Stored data entries

=-=-=

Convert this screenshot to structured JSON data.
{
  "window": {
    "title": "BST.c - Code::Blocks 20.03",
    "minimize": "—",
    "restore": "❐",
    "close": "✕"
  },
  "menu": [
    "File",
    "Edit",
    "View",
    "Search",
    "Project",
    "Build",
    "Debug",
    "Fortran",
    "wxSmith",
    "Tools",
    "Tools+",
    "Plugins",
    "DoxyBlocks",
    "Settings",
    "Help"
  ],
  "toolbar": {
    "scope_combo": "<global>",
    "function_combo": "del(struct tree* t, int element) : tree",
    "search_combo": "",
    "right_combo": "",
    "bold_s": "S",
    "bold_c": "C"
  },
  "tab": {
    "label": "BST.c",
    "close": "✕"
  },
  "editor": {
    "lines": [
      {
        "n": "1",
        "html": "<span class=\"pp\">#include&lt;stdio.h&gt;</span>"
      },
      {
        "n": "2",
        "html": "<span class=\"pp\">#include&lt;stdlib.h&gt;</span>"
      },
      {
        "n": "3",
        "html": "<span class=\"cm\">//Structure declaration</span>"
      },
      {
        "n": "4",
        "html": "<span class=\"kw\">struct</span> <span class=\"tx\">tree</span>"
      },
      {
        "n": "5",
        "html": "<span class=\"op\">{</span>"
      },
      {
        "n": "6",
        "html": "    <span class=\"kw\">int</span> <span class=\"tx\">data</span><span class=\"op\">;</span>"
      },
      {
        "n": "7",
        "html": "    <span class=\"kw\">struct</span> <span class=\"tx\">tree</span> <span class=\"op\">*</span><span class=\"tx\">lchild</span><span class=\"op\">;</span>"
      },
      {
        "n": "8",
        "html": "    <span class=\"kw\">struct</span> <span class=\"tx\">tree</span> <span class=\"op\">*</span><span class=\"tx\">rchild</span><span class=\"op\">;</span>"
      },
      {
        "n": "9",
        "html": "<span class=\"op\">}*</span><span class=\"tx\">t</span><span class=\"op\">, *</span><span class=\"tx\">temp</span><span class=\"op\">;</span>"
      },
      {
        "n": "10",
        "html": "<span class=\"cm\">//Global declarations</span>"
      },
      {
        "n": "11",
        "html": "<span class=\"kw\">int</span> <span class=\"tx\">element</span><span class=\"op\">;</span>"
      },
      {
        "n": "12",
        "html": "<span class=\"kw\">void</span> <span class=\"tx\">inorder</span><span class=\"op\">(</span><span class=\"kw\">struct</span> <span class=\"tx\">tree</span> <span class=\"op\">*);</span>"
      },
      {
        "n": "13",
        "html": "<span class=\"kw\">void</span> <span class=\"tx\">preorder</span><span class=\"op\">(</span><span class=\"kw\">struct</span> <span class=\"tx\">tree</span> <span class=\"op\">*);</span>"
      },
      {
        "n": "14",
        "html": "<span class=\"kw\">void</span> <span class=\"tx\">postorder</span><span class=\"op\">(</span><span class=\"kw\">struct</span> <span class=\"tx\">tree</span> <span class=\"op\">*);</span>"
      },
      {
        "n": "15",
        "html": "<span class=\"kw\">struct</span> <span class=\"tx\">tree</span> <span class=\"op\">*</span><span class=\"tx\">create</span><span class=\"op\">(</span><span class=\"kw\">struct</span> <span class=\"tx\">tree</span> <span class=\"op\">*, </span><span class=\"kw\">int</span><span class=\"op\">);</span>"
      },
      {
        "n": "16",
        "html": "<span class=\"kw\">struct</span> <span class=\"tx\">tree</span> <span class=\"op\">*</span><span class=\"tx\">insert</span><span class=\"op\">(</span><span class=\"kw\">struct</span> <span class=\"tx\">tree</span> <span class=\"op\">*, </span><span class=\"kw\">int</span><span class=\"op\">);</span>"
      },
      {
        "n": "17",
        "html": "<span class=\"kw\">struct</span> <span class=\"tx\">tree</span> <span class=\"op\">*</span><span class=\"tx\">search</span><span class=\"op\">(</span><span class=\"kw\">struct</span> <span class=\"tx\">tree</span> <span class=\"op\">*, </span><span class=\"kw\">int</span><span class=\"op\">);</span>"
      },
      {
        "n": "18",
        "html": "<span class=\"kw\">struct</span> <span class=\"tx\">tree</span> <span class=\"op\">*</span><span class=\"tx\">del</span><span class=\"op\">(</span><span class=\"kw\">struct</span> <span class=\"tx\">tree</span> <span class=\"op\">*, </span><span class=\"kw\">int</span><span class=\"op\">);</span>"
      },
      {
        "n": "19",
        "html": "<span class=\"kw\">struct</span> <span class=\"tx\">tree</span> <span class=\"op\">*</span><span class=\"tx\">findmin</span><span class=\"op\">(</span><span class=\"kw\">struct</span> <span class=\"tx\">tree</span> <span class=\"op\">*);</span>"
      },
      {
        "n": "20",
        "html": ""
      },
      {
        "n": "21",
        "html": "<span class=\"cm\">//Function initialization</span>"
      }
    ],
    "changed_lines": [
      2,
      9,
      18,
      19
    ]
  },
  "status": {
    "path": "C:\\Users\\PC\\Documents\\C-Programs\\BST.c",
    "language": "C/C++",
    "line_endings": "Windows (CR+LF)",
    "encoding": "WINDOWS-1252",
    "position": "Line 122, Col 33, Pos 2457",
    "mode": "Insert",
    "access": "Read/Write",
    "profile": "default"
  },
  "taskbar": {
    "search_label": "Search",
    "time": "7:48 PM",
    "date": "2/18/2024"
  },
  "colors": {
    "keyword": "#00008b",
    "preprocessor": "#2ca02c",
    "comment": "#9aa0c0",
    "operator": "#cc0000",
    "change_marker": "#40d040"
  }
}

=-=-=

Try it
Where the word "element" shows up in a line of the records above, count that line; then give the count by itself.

Solution
2